**The problem:** Read through the entries below and copy each line where "text" turns up.

Component data from apps and pages:
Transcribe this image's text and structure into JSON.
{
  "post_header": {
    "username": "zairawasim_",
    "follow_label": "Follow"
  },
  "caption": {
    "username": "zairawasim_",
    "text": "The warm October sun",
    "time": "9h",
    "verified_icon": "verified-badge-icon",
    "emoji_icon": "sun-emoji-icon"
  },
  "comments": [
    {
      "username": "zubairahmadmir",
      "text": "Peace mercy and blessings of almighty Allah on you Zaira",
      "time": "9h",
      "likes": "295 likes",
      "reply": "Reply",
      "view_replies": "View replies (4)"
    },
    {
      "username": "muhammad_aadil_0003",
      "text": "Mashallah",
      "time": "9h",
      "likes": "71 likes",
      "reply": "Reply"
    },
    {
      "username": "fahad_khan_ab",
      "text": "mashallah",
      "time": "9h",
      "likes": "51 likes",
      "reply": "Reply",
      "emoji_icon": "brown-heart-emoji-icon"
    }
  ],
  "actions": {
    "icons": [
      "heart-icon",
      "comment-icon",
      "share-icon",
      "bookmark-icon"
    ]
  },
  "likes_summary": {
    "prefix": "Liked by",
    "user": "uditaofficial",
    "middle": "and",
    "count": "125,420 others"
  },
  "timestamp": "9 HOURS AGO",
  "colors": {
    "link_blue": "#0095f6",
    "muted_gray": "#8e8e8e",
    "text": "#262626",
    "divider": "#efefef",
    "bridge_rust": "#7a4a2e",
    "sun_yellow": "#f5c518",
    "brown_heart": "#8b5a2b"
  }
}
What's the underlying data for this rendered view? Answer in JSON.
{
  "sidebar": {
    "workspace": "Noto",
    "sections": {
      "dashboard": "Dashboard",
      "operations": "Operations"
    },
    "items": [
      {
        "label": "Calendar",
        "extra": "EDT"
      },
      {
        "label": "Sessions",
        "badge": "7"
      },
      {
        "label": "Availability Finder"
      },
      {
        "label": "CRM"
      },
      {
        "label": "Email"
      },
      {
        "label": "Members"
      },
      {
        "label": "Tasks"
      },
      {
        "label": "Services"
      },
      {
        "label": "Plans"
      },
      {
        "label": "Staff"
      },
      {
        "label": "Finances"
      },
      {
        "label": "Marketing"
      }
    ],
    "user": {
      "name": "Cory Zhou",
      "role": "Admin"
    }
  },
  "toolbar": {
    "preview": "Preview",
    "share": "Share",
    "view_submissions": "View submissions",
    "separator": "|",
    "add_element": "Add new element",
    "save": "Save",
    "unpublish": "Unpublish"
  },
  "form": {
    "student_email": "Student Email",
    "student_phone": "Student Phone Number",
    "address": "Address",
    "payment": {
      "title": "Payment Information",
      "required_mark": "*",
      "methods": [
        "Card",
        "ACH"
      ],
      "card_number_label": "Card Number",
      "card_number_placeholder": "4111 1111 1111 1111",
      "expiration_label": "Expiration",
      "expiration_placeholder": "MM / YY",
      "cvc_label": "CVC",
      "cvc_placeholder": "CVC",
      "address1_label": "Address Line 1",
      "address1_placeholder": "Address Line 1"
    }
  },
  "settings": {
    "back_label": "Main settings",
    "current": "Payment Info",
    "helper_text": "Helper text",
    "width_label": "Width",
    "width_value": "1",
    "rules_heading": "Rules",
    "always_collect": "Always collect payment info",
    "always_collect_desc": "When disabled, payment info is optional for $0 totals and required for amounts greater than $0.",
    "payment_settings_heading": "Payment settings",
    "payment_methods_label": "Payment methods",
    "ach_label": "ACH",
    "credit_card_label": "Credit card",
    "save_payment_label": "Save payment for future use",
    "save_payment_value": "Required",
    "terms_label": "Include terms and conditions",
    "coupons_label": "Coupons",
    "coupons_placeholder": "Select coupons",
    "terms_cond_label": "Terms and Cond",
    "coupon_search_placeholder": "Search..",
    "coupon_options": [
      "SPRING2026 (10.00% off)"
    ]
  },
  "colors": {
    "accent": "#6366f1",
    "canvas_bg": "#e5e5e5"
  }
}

**Output below:**
Transcribe this image's text and structure into JSON.
    "text": "The warm October sun",
      "text": "Peace mercy and blessings of almighty Allah on you Zaira",
      "text": "Mashallah",
      "text": "mashallah",
    "text": "#262626",
    "helper_text": "Helper text",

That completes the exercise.